The next day, ACES sent another email, regarding parking information. It is basically the same email as before, except for the addition of parking and Metro information, which I bolded for you to see more clearly.
We look forward to seeing you at the American Copy Editors Society (ACES) Boot Camp from 9 a.m. to 5 p.m. tomorrow at George Washington University in Washington, D.C. The workshop will take place in the Funger Hall auditorium, room 103, located on the Foggy Bottom campus.
Lunch will be provided by the local chapter of ACES.
The closest garage to Funger Hall is the University Parking Garage/G Street Garage, located at 2028 G Street, NW Washington, DC 20052. There is access from both 20th Street and 21st Street between F and G Streets. The self-service garage is open 24/7, accepting MasterCard, Visa and American Express for payments (no cash). The full day rate is $12.
The closest Metro stop is Foggy Bottom-GWU, with service on the Blue, Orange and Silver lines.
If you find yourself lost on Nov. 5, please feel free to call 571-XXX-XXXX for assistance.

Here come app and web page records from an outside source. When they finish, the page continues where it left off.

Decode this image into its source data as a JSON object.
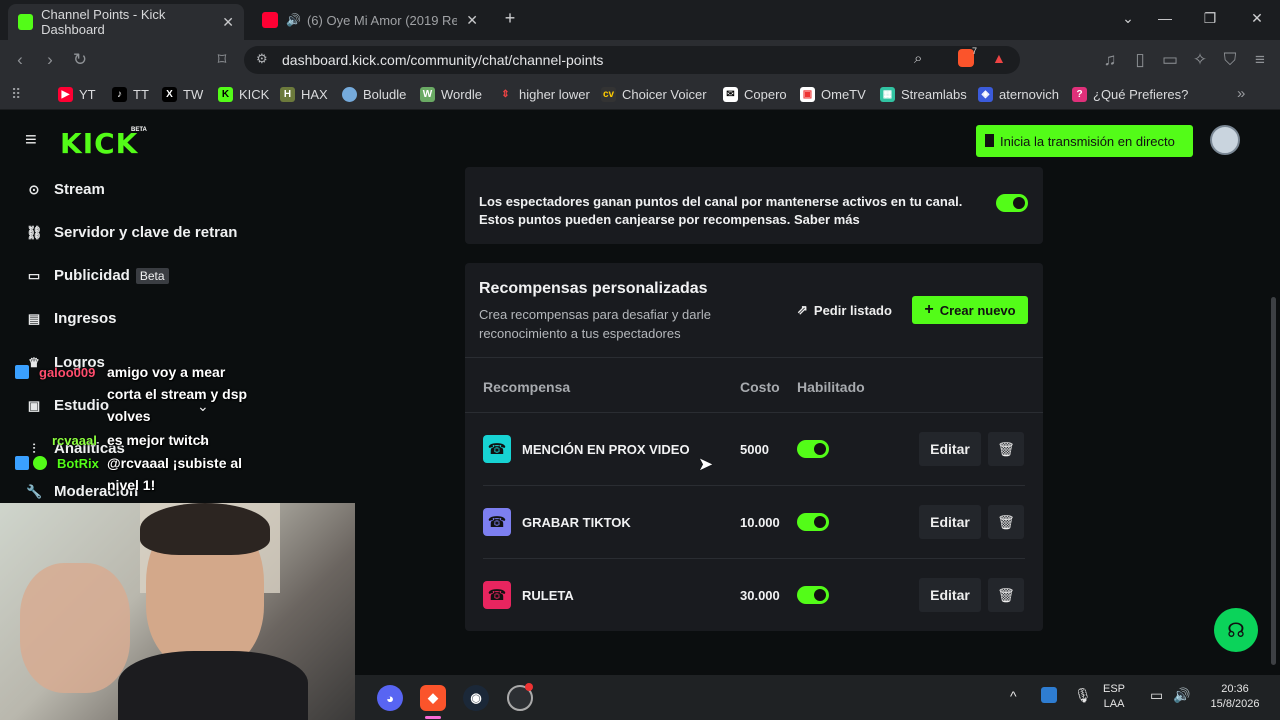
{
  "browser": {
    "tabs": [
      {
        "title": "Channel Points - Kick Dashboard",
        "close": "✕"
      },
      {
        "title": "(6) Oye Mi Amor (2019 Remaster",
        "close": "✕"
      }
    ],
    "new_tab": "+",
    "url": "dashboard.kick.com/community/chat/channel-points",
    "bookmarks": [
      "YT",
      "TT",
      "TW",
      "KICK",
      "HAX",
      "Boludle",
      "Wordle",
      "higher lower",
      "Choicer Voicer",
      "Copero",
      "OmeTV",
      "Streamlabs",
      "aternovich",
      "¿Qué Prefieres?"
    ],
    "shield_count": "7"
  },
  "header": {
    "logo": "KICK",
    "logo_badge": "BETA",
    "go_live": "Inicia la transmisión en directo"
  },
  "sidebar": {
    "items": [
      {
        "label": "Stream",
        "icon": "broadcast-icon"
      },
      {
        "label": "Servidor y clave de retran",
        "icon": "link-icon"
      },
      {
        "label": "Publicidad",
        "badge": "Beta",
        "icon": "ad-icon"
      },
      {
        "label": "Ingresos",
        "icon": "chart-icon"
      },
      {
        "label": "Logros",
        "icon": "trophy-icon"
      },
      {
        "label": "Estudio",
        "icon": "studio-icon"
      },
      {
        "label": "Analíticas",
        "icon": "analytics-icon"
      },
      {
        "label": "Moderación",
        "icon": "wrench-icon"
      }
    ]
  },
  "points_card": {
    "description": "Los espectadores ganan puntos del canal por mantenerse activos en tu canal. Estos puntos pueden canjearse por recompensas. Saber más",
    "enabled": true
  },
  "rewards": {
    "title": "Recompensas personalizadas",
    "subtitle": "Crea recompensas para desafiar y darle reconocimiento a tus espectadores",
    "request_list": "Pedir listado",
    "create_new": "Crear nuevo",
    "columns": [
      "Recompensa",
      "Costo",
      "Habilitado"
    ],
    "edit_label": "Editar",
    "rows": [
      {
        "name": "MENCIÓN EN PROX VIDEO",
        "cost": "5000",
        "color": "#17d3d3",
        "enabled": true
      },
      {
        "name": "GRABAR TIKTOK",
        "cost": "10.000",
        "color": "#7d7ff0",
        "enabled": true
      },
      {
        "name": "RULETA",
        "cost": "30.000",
        "color": "#e8255f",
        "enabled": true
      }
    ]
  },
  "chat_overlay": [
    {
      "user": "galoo009",
      "lines": [
        "amigo voy a mear",
        "corta el stream y dsp",
        "volves"
      ],
      "color": "#ff4d6d"
    },
    {
      "user": "rcvaaal",
      "lines": [
        "es mejor twitch"
      ],
      "color": "#8cff3f"
    },
    {
      "user": "BotRix",
      "lines": [
        "@rcvaaal ¡subiste al",
        "nivel 1!"
      ],
      "color": "#53fc18"
    }
  ],
  "tray": {
    "lang": "ESP",
    "layout": "LAA",
    "time": "20:36",
    "date": "15/8/2026"
  },
  "colors": {
    "accent": "#53fc18",
    "background": "#0b0e0f",
    "card": "#191b1f"
  }
}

This attempt was a better than the prior email, but still, no address for Funger Hall. It’s as if ACES thinks that everyone is intimately familiar with GW’s Foggy Bottom Campus. For those of you who aren’t in the DC area, GW’s campus is a city campus. Buildings have street addresses–they are not in quads as in traditional colleges.
I looked up Funger Hall on Google, but I forgot to note the address, and when I got to the parking garage on Saturday, I didn’t know where to go. I looked it up on my phone and the address I got did not correspond to the building. I called the number on the email, but there was no response. I was able to get directions from a student I saw on the street, and I then got to the workshop several minutes late.
How helpful are you being to your reader?
If ACES had started with the reader’s needs in mind when writing this email, it would have realized that providing an address and links to maps and directions would have helped recipients of this email.
It’s about the 5 Ws
When you write a press release, you should think like a journalist and answer the five Ws: what, why, where, who and when. You should also answer the how. This advice is also applicable to most any communications material you create.
If you need help creating effective communications materials, contact me!
That was the exact subject line of an email I got this morning from AT&T.
Since I have my cell phone service through AT&T, and the email clearly was designed to sound official, and I thought it was service-related news about my usage or bill. But no, it wasn’t about my cell phone service at all. Instead, the email was an advertisement for a “flash sale” on AT&T’s home security services.
Let’s review: A company with which I have an established (and may I add, quite long) customer relationship sends me an email that claims it’s important. The subject line is personalized, but the purpose of the email is to sell me other, unrelated services.
A case of misdirection
In other words, the subject line of this email was misleading. The email was neither important nor specifically for me. It was a promotion that required a subject line that would hook me into opening it.
Entering the realm of unintended consequences
Today’s misleading email from AT&T had two unintended consequences:
it eroded my trust in AT&T, undermining the company’s credibility
it caused me to unsubscribe from their promotional emails (all of them)
Raise interest but not at the expense of your credibility
Yes, companies and organizations need to have email subject lines that will raise interest and make people open the email. That’s the purpose of email marketing after all. But when the subject lines are misleading–designed specifically as click-bait–the organization’s credibility takes a hit. No longer will readers believe emails with words such as important, or urgent. Down the road, this can have negative consequences.
Cultivate your credibility, even at the expense of potential sales. Once you’ve destroyed your credibility, you will have a very hard time getting it back.